In advance of an Apple (NSDQ: AAPL) event, anyone with a website takes the time to pontificate about the smallest of details — the camera, the color of the case, and most importantly, what network it will run on.
That’s not the case with Research In Motion’s planned BlackBerry news conference today. The pundits have been quiet for the most part, even though what the smartphone company announces today is crucial to the company’s survival. In this fast-past business, where Android has become a dominant force in just two years and iPhone is stealing away marketshare, RIM (NSDQ: RIMM) must evolve to maintain its lead.
So, did it accomplish that today?
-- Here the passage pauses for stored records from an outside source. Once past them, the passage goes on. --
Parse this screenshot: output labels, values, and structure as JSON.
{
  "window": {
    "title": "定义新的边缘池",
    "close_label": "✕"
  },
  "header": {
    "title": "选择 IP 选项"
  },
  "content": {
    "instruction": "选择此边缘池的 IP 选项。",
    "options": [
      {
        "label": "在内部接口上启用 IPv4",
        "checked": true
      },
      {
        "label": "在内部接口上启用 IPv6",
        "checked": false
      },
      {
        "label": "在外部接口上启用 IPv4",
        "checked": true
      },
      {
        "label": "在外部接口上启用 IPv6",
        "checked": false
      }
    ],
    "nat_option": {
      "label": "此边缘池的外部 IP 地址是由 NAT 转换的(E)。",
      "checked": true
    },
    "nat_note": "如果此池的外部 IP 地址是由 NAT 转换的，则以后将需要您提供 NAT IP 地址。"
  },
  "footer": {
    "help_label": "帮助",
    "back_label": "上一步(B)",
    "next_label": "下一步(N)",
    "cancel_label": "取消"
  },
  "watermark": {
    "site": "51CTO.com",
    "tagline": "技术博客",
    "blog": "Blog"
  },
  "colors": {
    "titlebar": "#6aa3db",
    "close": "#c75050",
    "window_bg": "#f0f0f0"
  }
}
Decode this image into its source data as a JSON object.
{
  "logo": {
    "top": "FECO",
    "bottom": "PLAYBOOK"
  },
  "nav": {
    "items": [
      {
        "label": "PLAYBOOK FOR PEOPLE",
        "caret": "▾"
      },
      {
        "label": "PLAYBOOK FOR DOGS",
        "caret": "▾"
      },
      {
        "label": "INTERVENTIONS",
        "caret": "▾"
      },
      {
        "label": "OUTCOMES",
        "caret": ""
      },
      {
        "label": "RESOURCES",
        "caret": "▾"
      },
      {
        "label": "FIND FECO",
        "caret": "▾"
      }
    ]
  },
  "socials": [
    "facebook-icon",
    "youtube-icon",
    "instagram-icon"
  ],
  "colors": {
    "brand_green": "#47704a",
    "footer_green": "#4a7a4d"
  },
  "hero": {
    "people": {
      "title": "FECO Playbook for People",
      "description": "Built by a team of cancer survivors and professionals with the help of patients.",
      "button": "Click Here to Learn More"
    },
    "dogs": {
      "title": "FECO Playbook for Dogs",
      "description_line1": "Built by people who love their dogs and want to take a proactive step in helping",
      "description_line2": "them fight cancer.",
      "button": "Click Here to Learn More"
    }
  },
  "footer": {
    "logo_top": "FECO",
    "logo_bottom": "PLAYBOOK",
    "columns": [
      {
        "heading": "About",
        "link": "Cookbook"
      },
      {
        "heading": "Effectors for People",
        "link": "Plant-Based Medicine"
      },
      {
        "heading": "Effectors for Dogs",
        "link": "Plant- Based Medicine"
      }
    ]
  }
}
The tagline for the new OS says a lot about how much innovation has gone into the device: “Less an evolutionary leap, more like a triple axel.” In other words, it’s better, but not so different. Investors are unsure what to make of it. In trading this morning, the stock was volatile, trading down at times or up as high as 1 percent.
RIM unveiled the BlackBerry Torch 9800, its first smartphone running the all-new BlackBerry 6 software, which comes with a touchscreen and slide-out keyboard. The phone will cost $200 with a two-year service agreement, and be available only on AT&T’s network starting Aug. 12.
In evaluating the Torch, it will be important to see how well the hardware and software works together. RIM, like Apple, handles both components, while Microsoft (NSDQ: MSFT) and Google (NSDQ: GOOG) focuses on the software, and partners with handset makers for the hardware. Microsoft will come out with its new OS later this year, and unlike RIM has decided to start fresh with its OS, instead of evolving its older line of products. Mike Lazaridis, RIM’s president and co-CEO, said in a release: “With a new user interface, new browser and new handset design, the highly anticipated BlackBerry Torch and BlackBerry 6 deliver integrated and uncompromising capabilities for consumers and business professionals.”
One of the big features of the new OS is how it handles applications. Many developers have complained how difficult it is to create applications for the platform. To resolve this issue, most apps will be compatible with the new OS. But RIM has also developed a Java-based developer kit that will allow developers to make applications more easily. As part of the new tools, developers will have access to more than 40 new APIs. The Torch will be the first to support carrier billing and to have the App World pre-installed.
Another new feature of the phone is the WebKit-based browser, which replaces the old browser on BlackBerry that was never good at rendering websites. The browser will allow for multiple tabs for accessing sites simultaneously and offers pinch to zoom for easy navigation.